VJKU KU C DQA; without the key, you would think what I wrote there is rubbish.
SSL/TLS For Encryption
The more technical term for HTTPS is HTTP over TLS; because HTTPS uses Transport Layer Security (TLS)– formerly known as Secure Sockets Layer (SSL)– for encryption. To understand how and why we use TLS, remember that you need a key for data encryption and decryption.
If the server encrypts data, the client would need to present the key to decrypt that data; the issue then is if the client sends that key over the network, it can be intercepted, rendering the encryption useless. Let’s take a step-by-step look at how TLS fixes this issue:
The server creates two keys– the Private Key and Public Key; if you use the public key to encrypt, only the private key can decrypt and vice versa. The public key can be shared with everyone hence its name, while the private key remains on the server.
When a client wants to connect with a protected server, it will generate a symmetric key. Then the client makes a GET request to the server requesting a connection.
The server responds by sending a public key that the client will use to encrypt the symmetric key before sending it to the server.
The server then uses the private key to decrypt the symmetric key, and both server and client will have the same key.
The above process was how SSL worked; however, there was a loophole. Hackers could intercept the GET request, generate public and private keys, send their public key to the client, and use their private keys to decrypt their symmetric key.
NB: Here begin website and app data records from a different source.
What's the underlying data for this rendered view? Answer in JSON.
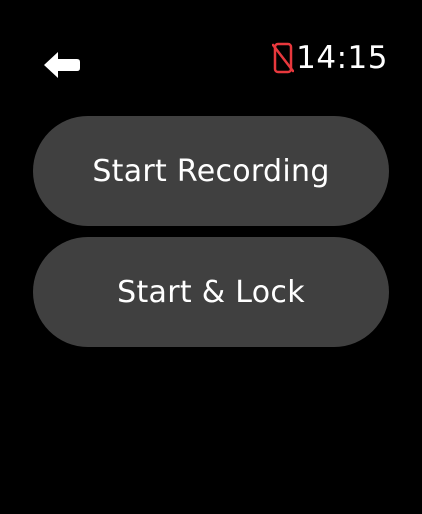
{
  "status_bar": {
    "time": "14:15",
    "back_icon": "back-arrow-icon",
    "phone_status_icon": "phone-disconnected-icon",
    "alert_color": "#e8383d"
  },
  "actions": {
    "start_recording_label": "Start Recording",
    "start_lock_label": "Start & Lock"
  },
  "colors": {
    "background": "#000000",
    "button_background": "#404040",
    "text": "#ffffff"
  }
}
The client was a sitting duck that didn’t have a way to tell original keys from keys created by intermediaries.
The solution to the problem was Certificates. Certificates are a means to signal the client that the public key they’re getting comes from the server to which they sent a request. Trusted third parties called Certificate Authorities (CA) are the ones who issue these certificates.
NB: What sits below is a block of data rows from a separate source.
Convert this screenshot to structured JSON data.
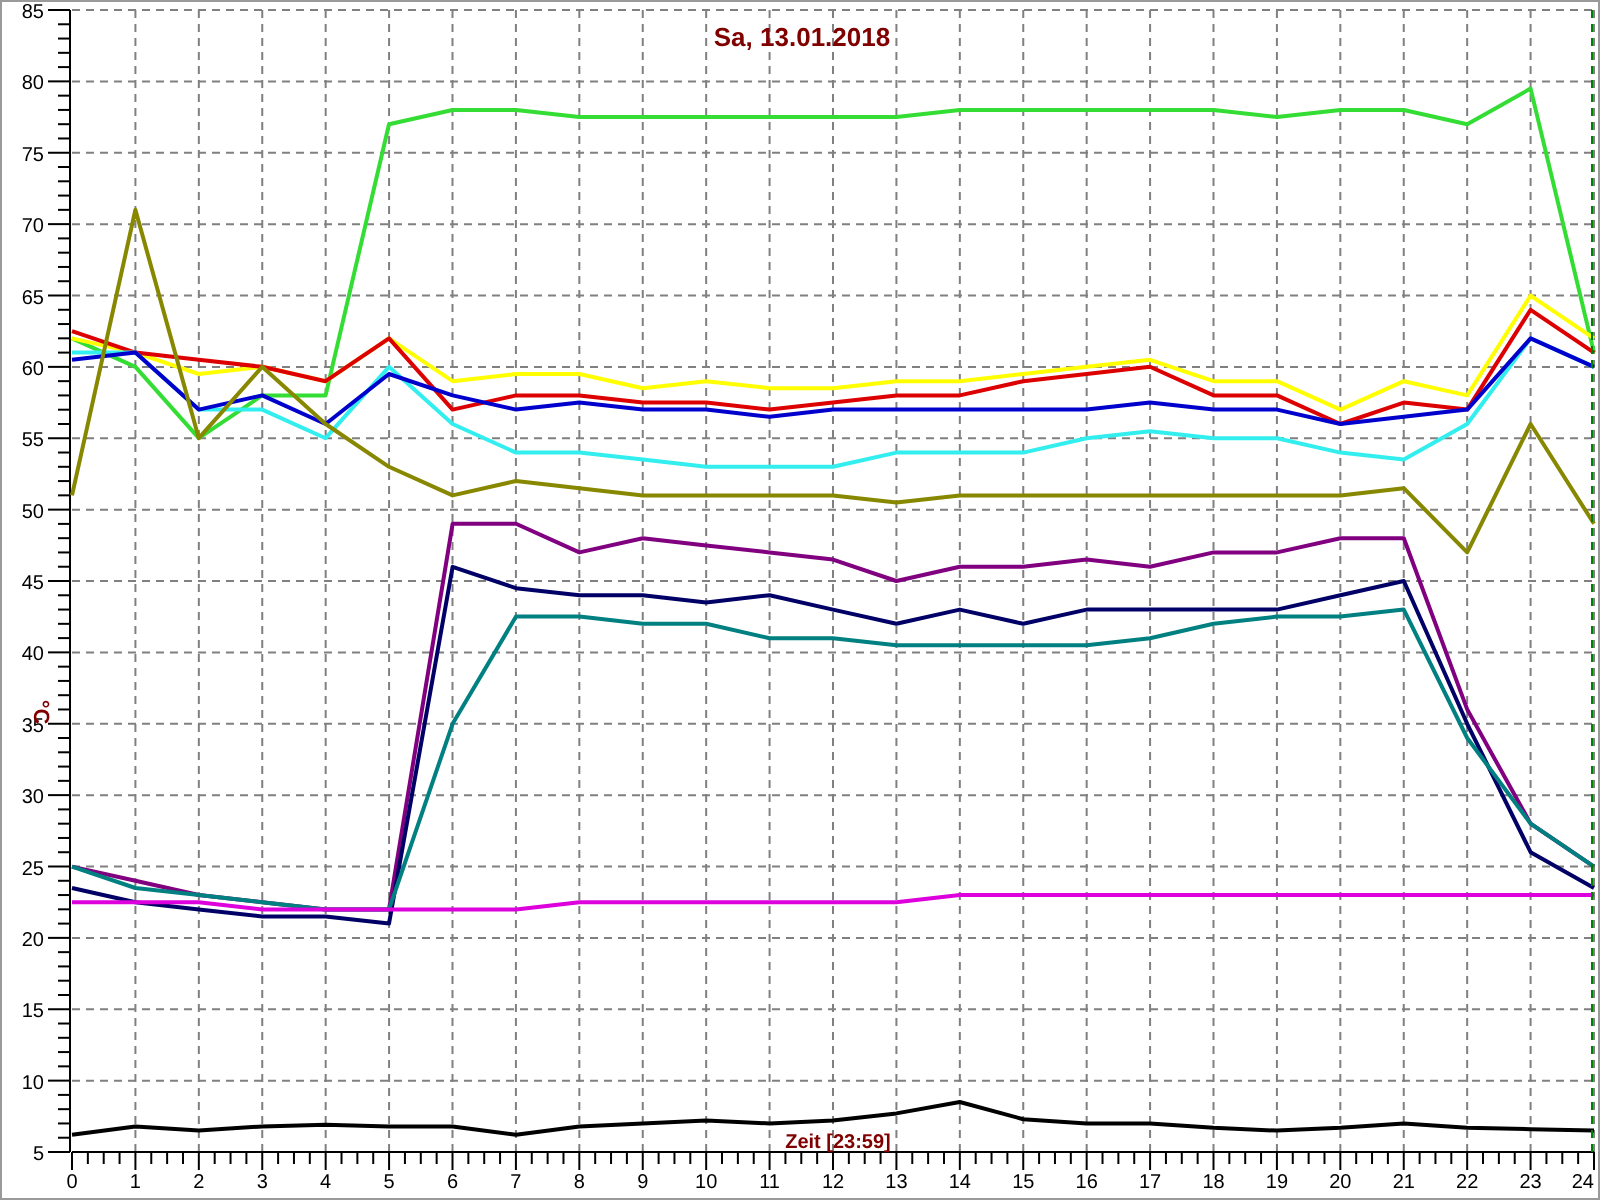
{
  "chart": {
    "chart_data": {
      "type": "line",
      "title": "Sa, 13.01.2018",
      "xlabel": "Zeit [23:59]",
      "ylabel": "°C",
      "x": [
        0,
        1,
        2,
        3,
        4,
        5,
        6,
        7,
        8,
        9,
        10,
        11,
        12,
        13,
        14,
        15,
        16,
        17,
        18,
        19,
        20,
        21,
        22,
        23,
        24
      ],
      "grid": true,
      "xlim": [
        0,
        24
      ],
      "ylim": [
        5,
        85
      ],
      "xticks": [
        0,
        1,
        2,
        3,
        4,
        5,
        6,
        7,
        8,
        9,
        10,
        11,
        12,
        13,
        14,
        15,
        16,
        17,
        18,
        19,
        20,
        21,
        22,
        23,
        24
      ],
      "yticks": [
        5,
        10,
        15,
        20,
        25,
        30,
        35,
        40,
        45,
        50,
        55,
        60,
        65,
        70,
        75,
        80,
        85
      ],
      "series": [
        {
          "color": "#33dd33",
          "values": [
            62,
            60,
            55,
            58,
            58,
            77,
            78,
            78,
            77.5,
            77.5,
            77.5,
            77.5,
            77.5,
            77.5,
            78,
            78,
            78,
            78,
            78,
            77.5,
            78,
            78,
            77,
            79.5,
            61
          ]
        },
        {
          "color": "#ffff00",
          "values": [
            62,
            61,
            59.5,
            60,
            59,
            62,
            59,
            59.5,
            59.5,
            58.5,
            59,
            58.5,
            58.5,
            59,
            59,
            59.5,
            60,
            60.5,
            59,
            59,
            57,
            59,
            58,
            65,
            62
          ]
        },
        {
          "color": "#dd0000",
          "values": [
            62.5,
            61,
            60.5,
            60,
            59,
            62,
            57,
            58,
            58,
            57.5,
            57.5,
            57,
            57.5,
            58,
            58,
            59,
            59.5,
            60,
            58,
            58,
            56,
            57.5,
            57,
            64,
            61
          ]
        },
        {
          "color": "#33eeee",
          "values": [
            61,
            61,
            57,
            57,
            55,
            60,
            56,
            54,
            54,
            53.5,
            53,
            53,
            53,
            54,
            54,
            54,
            55,
            55.5,
            55,
            55,
            54,
            53.5,
            56,
            62,
            60
          ]
        },
        {
          "color": "#0000cc",
          "values": [
            60.5,
            61,
            57,
            58,
            56,
            59.5,
            58,
            57,
            57.5,
            57,
            57,
            56.5,
            57,
            57,
            57,
            57,
            57,
            57.5,
            57,
            57,
            56,
            56.5,
            57,
            62,
            60
          ]
        },
        {
          "color": "#888800",
          "values": [
            51,
            71,
            55,
            60,
            56,
            53,
            51,
            52,
            51.5,
            51,
            51,
            51,
            51,
            50.5,
            51,
            51,
            51,
            51,
            51,
            51,
            51,
            51.5,
            47,
            56,
            49
          ]
        },
        {
          "color": "#800080",
          "values": [
            25,
            24,
            23,
            22.5,
            22,
            22,
            49,
            49,
            47,
            48,
            47.5,
            47,
            46.5,
            45,
            46,
            46,
            46.5,
            46,
            47,
            47,
            48,
            48,
            36,
            28,
            25
          ]
        },
        {
          "color": "#000066",
          "values": [
            23.5,
            22.5,
            22,
            21.5,
            21.5,
            21,
            46,
            44.5,
            44,
            44,
            43.5,
            44,
            43,
            42,
            43,
            42,
            43,
            43,
            43,
            43,
            44,
            45,
            35,
            26,
            23.5
          ]
        },
        {
          "color": "#008080",
          "values": [
            25,
            23.5,
            23,
            22.5,
            22,
            22,
            35,
            42.5,
            42.5,
            42,
            42,
            41,
            41,
            40.5,
            40.5,
            40.5,
            40.5,
            41,
            42,
            42.5,
            42.5,
            43,
            34,
            28,
            25
          ]
        },
        {
          "color": "#dd00dd",
          "values": [
            22.5,
            22.5,
            22.5,
            22,
            22,
            22,
            22,
            22,
            22.5,
            22.5,
            22.5,
            22.5,
            22.5,
            22.5,
            23,
            23,
            23,
            23,
            23,
            23,
            23,
            23,
            23,
            23,
            23
          ]
        },
        {
          "color": "#000000",
          "values": [
            6.2,
            6.8,
            6.5,
            6.8,
            6.9,
            6.8,
            6.8,
            6.2,
            6.8,
            7,
            7.2,
            7,
            7.2,
            7.7,
            8.5,
            7.3,
            7,
            7,
            6.7,
            6.5,
            6.7,
            7,
            6.7,
            6.6,
            6.5
          ]
        }
      ]
    }
  }
}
Instead of the server sending the public key directly to the client, it sends the public key to the CA to generate a certificate for its public key. The CA returns with a signed certificate containing basic information such as the server name and the name of the CA.
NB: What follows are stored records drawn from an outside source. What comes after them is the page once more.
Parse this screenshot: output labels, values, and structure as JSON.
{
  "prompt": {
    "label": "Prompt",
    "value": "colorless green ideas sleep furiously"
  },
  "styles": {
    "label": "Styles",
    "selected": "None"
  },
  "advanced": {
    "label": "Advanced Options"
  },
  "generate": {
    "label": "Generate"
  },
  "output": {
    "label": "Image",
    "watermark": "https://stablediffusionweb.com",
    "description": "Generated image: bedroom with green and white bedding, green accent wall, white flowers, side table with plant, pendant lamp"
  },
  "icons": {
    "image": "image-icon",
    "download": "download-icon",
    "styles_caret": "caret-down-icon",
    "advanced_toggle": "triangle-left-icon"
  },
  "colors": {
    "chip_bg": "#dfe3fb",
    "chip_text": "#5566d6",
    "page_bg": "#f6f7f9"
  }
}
The CA also generates a private and public key. The CA uses its private key to sign its public key and adds it to the certificate. This privately signed public key is attached to the certificate and is called a Signature.
Also, the certificate is linked to an intermediary certificate whose duty is to prove that the certificate comes from the specified CA. And from there, a chain of certificates proving each other’s authenticity goes all the way to a Root Certificate.
Using current versions of TLS, when the client sends a communication request, the server first sends the certificate(linked to the Root Certificate) as a response.
The client verifies the certificate using its public key down to the Root Certificate, which is self-signed. We can trust the Root Certificate because it is a part of the Operating System; if the Root Certificate isn’t installed on the OS or is expired, your browser would bring up a warning that alerts you about this.
The website loads up without errors if the browser can successfully verify every certificate down the chain.
How To Use HTTPS On A Website
According to W3Techs, 78.7% of all websites on the World Wide Web use HTTPS connections, proving that HTTP is gradually phasing out. A few years ago, it used to be very costly to get a signed digital certificate, restricting HTTPS connection usage to those who could afford it, such as big banks that performed transactions online.
However, a 2016 campaign led by the Electronic Frontier Foundation with the support of web browser developers led to the protocol becoming more prevalent.
Today, web hosting providers have the affordable option of giving multiple users a shared certificate, known as a multi-domain SSL certificate. Also, users that can afford it can choose to go for the more expensive option of an individual certificate registered strictly to them. Contact your hosting provider for an individual or shared plan to use HTTPS on your website.
The padlock sign usually on the address bar of web browsers lets users know that a website is secure, so getting an HTTPS connection is no longer a luxury for anyone who wants to host a website.